8. On the above consideration I hold that this application should have been presented in the Original Side of this Court and in this view this Rule should be discharged. Liberty is reserved to the Petitioner to renew his application in the proper Court. We think that the Registrar of Joint Stock Companies who has appeared before us in this proceeding is entitled to his costs which we assess at two gold Mohurs.

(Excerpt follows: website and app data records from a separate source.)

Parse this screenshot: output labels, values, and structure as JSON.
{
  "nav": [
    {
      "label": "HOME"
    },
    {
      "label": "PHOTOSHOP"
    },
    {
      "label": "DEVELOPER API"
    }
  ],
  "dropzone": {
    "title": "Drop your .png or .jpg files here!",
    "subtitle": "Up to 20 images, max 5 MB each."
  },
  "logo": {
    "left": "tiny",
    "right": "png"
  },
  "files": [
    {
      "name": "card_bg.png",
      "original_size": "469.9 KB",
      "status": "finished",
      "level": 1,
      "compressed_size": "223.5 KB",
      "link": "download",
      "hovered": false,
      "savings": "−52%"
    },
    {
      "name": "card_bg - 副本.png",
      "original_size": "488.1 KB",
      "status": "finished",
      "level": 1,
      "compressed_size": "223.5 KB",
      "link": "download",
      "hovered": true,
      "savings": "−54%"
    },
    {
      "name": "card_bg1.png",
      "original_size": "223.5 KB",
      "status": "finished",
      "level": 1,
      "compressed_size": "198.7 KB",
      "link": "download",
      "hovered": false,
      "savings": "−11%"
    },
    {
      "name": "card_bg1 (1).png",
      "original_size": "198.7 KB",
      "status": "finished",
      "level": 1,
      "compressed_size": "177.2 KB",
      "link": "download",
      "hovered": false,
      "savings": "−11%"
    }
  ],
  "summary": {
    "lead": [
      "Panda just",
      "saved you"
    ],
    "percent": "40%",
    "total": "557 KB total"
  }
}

9. This question of jurisdiction was fully argued before us in the former application heard by myself and my learned brother and I see no reason whatever to alter the opinion that I then expressed, On that occasion the matter was argued by the Incorporated Law Society on one side and the Vakils' Association on the other; and when this matter was called on for hearing we expressed an opinion that we were not prepared to hear these parties on the present occasion. On this the Advocate for the Petitioner stated that he wished to argue this question of jurisdiction before us. Why the Petitioner should raise the question of jurisdiction is not easy to understand. As far as can be seen, it must be a matter of indifference to the Petitioner whether this matter is heard on the Original Side of this Court or on its Appellate Side. In fact a little consideration will show that it is obviously to the Petitioner's advantage that the matter should be heard not in the Appellate Side where the first appeal would lie to the Privy Council but on the Original Side where, if dissatisfied with the decision, he would have a first appeal to a Bench of this Court; and the impression that the argument of the learned Advocate left on my mind, rightly or wrongly, is that the Petitioner is arguing not on his own behalf but on behalf of the Vakils' Association. If my impression is correct I can only say that it is a procedure that does not commend itself to me.